LISTED RECORDS Block Start
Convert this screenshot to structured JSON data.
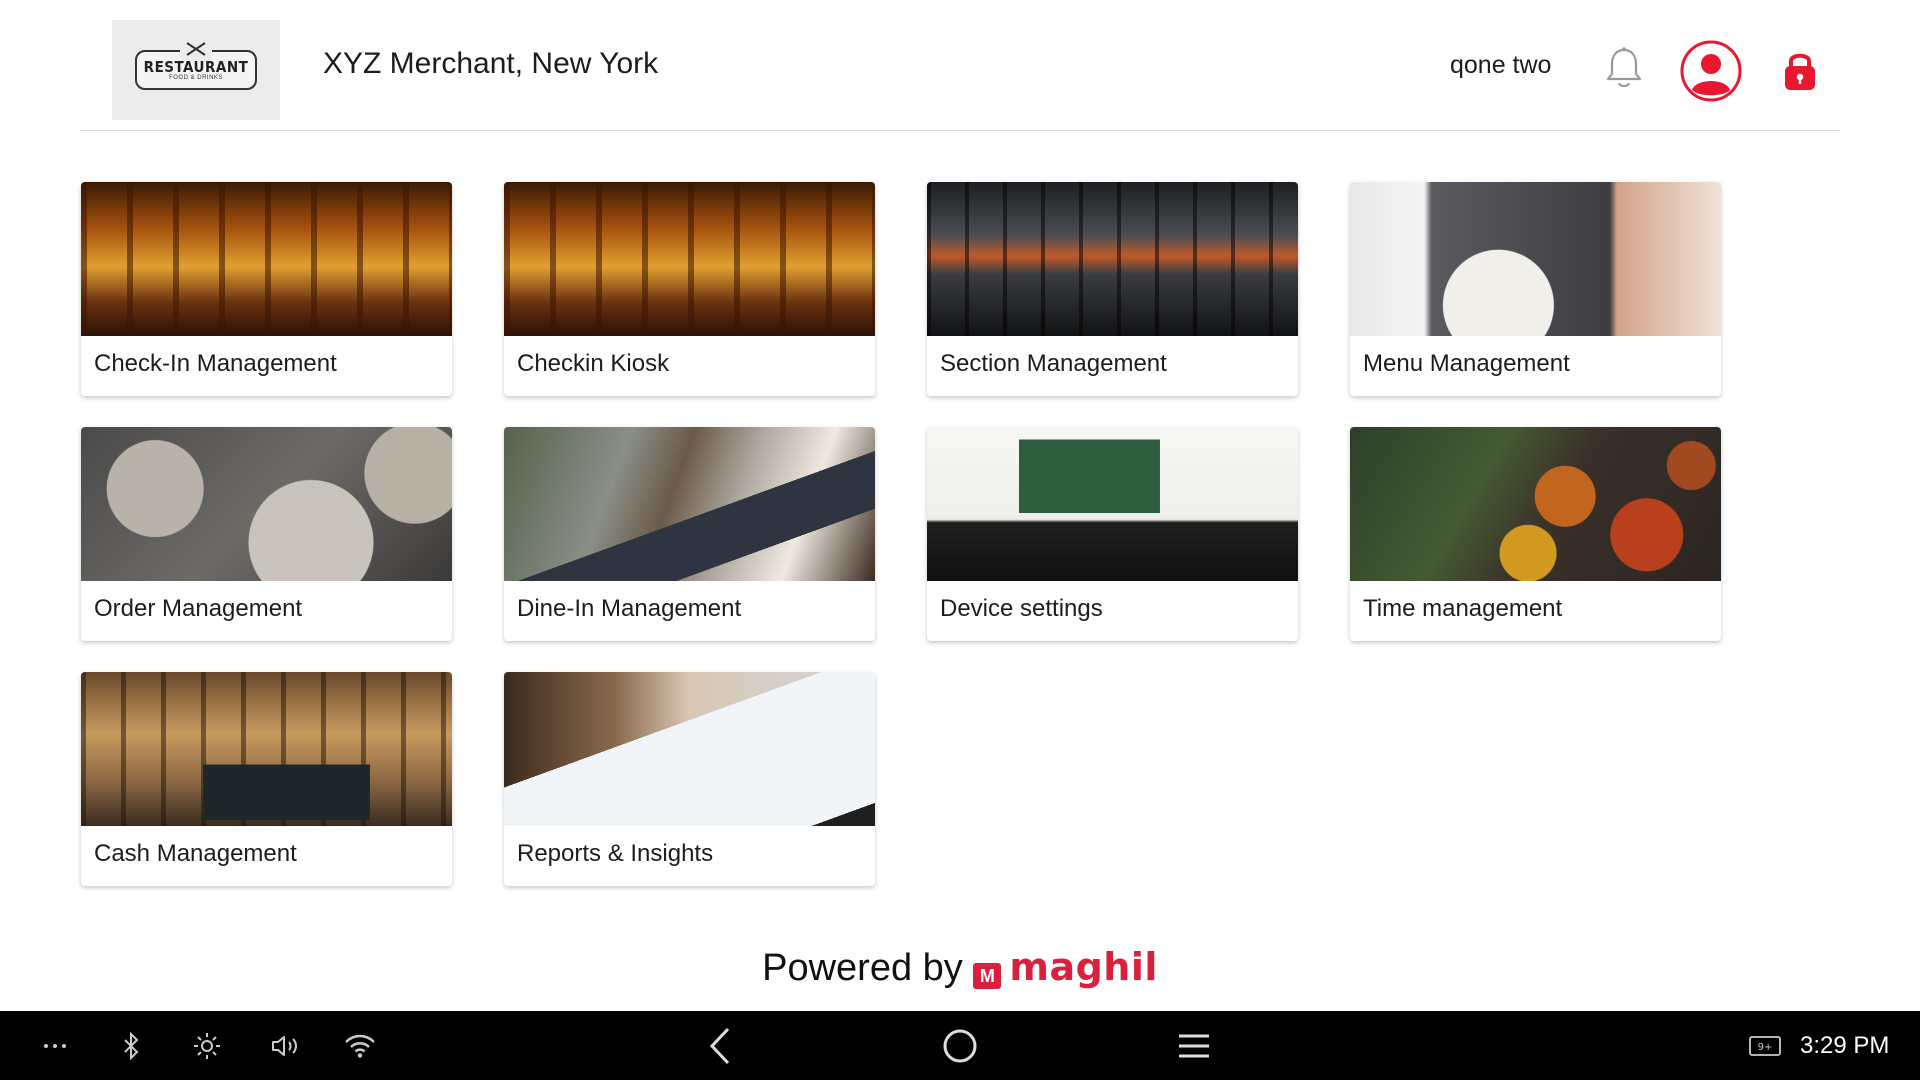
{
  "header": {
    "logo": {
      "main": "RESTAURANT",
      "sub": "FOOD & DRINKS"
    },
    "merchant_title": "XYZ Merchant, New York",
    "user_name": "qone two",
    "icons": {
      "notifications": "bell-icon",
      "profile": "user-circle-icon",
      "lock": "lock-icon"
    },
    "accent_color": "#e8192f"
  },
  "tiles": [
    {
      "label": "Check-In Management",
      "image": "restaurant-interior"
    },
    {
      "label": "Checkin Kiosk",
      "image": "restaurant-interior"
    },
    {
      "label": "Section Management",
      "image": "dining-section"
    },
    {
      "label": "Menu Management",
      "image": "menu-and-dish"
    },
    {
      "label": "Order Management",
      "image": "plated-food"
    },
    {
      "label": "Dine-In Management",
      "image": "tablet-at-table"
    },
    {
      "label": "Device settings",
      "image": "computer-setup"
    },
    {
      "label": "Time management",
      "image": "spread-of-dishes"
    },
    {
      "label": "Cash Management",
      "image": "pos-register"
    },
    {
      "label": "Reports & Insights",
      "image": "analytics-tablet"
    }
  ],
  "footer": {
    "powered_by": "Powered by",
    "brand": "maghil",
    "brand_color": "#d9203d"
  },
  "system_bar": {
    "left_icons": [
      "more-icon",
      "bluetooth-icon",
      "brightness-icon",
      "volume-icon",
      "wifi-icon"
    ],
    "center_icons": [
      "back-icon",
      "home-icon",
      "recents-icon"
    ],
    "right_icon": "keyboard-icon",
    "time": "3:29 PM"
  }
}
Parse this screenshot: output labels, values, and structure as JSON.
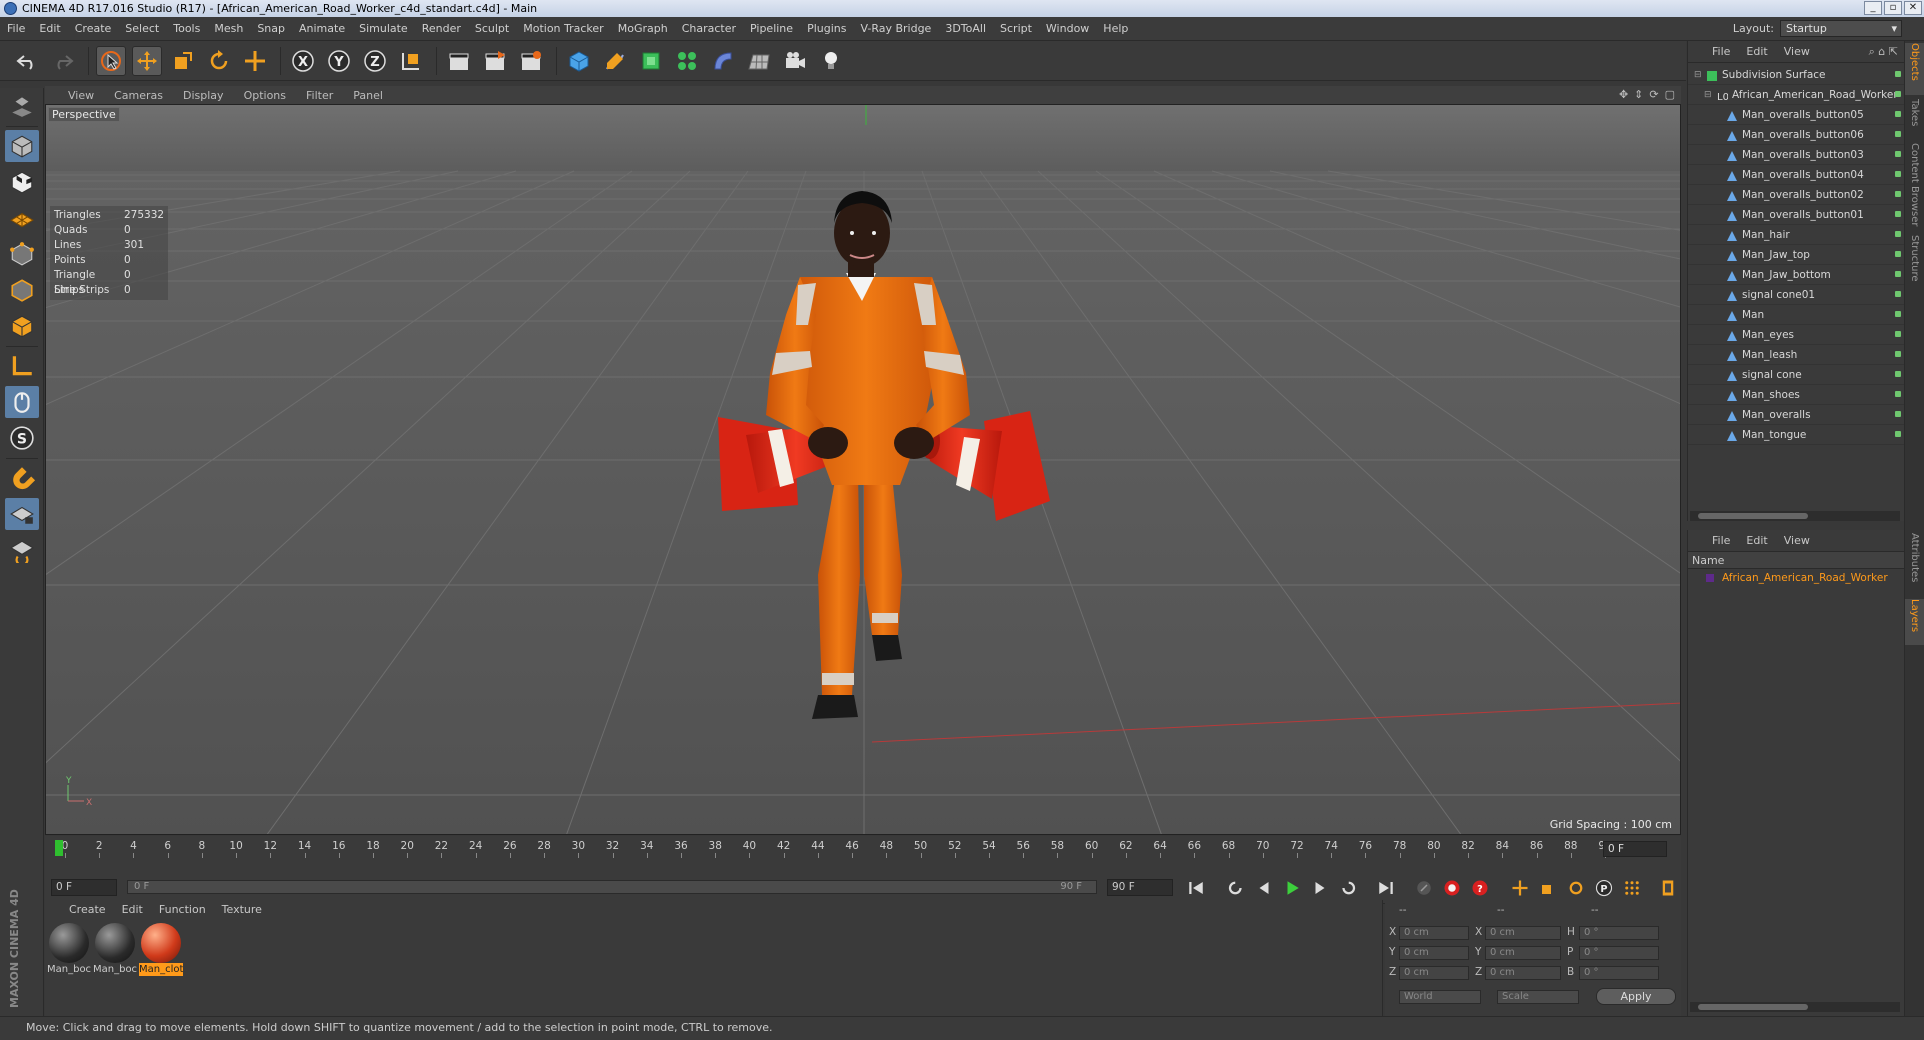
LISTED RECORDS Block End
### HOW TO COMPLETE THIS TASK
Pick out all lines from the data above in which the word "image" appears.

### SOLUTION
      "image": "restaurant-interior"
      "image": "restaurant-interior"
      "image": "dining-section"
      "image": "menu-and-dish"
      "image": "plated-food"
      "image": "tablet-at-table"
      "image": "computer-setup"
      "image": "spread-of-dishes"
      "image": "pos-register"
      "image": "analytics-tablet"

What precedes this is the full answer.